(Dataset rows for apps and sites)
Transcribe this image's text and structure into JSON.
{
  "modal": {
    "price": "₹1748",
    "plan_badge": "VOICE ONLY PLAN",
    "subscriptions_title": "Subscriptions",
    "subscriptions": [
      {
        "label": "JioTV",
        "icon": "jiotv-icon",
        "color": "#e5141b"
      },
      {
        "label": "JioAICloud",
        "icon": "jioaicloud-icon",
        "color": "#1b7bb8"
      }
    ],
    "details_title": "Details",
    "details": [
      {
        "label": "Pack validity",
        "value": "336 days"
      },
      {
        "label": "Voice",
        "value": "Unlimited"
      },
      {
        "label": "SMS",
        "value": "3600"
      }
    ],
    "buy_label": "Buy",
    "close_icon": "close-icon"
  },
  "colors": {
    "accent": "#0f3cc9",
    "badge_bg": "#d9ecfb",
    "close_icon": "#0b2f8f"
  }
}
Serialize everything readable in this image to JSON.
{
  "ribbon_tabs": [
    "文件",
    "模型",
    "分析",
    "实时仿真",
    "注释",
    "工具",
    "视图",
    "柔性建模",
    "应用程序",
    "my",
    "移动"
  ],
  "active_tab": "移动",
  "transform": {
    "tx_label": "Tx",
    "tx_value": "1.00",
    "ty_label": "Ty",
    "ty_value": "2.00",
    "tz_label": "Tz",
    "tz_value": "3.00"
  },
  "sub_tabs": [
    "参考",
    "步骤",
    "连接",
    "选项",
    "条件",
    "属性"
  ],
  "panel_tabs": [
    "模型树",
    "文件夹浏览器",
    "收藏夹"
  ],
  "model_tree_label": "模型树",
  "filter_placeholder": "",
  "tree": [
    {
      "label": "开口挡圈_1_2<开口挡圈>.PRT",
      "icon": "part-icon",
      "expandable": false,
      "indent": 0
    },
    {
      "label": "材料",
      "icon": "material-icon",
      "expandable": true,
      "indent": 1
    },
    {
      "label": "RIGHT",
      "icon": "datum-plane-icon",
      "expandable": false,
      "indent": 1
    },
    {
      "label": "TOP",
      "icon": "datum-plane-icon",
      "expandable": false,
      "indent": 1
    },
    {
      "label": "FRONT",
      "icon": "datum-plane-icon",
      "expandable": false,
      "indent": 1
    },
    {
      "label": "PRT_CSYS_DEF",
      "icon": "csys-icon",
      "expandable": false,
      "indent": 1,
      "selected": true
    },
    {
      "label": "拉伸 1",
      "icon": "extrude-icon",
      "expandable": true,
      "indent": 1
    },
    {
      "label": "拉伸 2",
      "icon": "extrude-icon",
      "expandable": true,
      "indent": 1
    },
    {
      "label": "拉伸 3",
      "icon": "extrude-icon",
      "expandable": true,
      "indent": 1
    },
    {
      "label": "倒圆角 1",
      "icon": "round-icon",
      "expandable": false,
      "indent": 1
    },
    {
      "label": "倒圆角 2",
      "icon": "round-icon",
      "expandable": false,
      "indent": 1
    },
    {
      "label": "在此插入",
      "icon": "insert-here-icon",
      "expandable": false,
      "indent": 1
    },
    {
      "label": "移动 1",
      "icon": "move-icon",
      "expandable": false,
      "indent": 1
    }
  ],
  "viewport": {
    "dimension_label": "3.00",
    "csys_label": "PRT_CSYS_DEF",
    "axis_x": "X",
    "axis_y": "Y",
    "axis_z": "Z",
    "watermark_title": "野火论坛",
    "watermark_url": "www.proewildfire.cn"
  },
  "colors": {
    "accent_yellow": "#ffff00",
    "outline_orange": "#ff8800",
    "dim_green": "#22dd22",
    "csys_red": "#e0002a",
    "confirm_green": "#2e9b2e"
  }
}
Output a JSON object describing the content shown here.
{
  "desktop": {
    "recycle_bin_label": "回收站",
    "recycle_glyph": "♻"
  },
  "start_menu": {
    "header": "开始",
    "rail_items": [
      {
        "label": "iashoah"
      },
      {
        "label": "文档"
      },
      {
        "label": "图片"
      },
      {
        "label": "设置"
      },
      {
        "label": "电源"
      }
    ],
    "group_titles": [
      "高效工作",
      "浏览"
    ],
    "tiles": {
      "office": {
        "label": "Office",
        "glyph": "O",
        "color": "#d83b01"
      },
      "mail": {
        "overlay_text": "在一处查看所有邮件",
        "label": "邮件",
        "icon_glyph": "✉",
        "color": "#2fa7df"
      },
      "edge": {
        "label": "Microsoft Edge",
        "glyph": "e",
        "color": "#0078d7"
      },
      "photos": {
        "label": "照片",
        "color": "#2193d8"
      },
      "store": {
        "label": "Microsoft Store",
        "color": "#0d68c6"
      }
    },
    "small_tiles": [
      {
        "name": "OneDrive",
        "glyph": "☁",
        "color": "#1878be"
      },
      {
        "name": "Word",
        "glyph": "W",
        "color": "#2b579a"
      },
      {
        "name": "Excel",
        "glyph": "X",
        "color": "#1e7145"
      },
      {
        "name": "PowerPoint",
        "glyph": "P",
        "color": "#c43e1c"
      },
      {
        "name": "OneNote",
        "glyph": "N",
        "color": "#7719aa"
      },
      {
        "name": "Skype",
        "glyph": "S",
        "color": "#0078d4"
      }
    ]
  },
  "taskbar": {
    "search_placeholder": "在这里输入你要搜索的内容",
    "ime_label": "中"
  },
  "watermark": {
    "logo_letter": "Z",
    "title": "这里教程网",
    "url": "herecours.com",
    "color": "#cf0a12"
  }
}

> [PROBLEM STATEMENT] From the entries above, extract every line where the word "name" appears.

> [EXERCISE RESPONSE]
        "name": "OneDrive",
        "name": "Word",
        "name": "Excel",
        "name": "PowerPoint",
        "name": "OneNote",
        "name": "Skype",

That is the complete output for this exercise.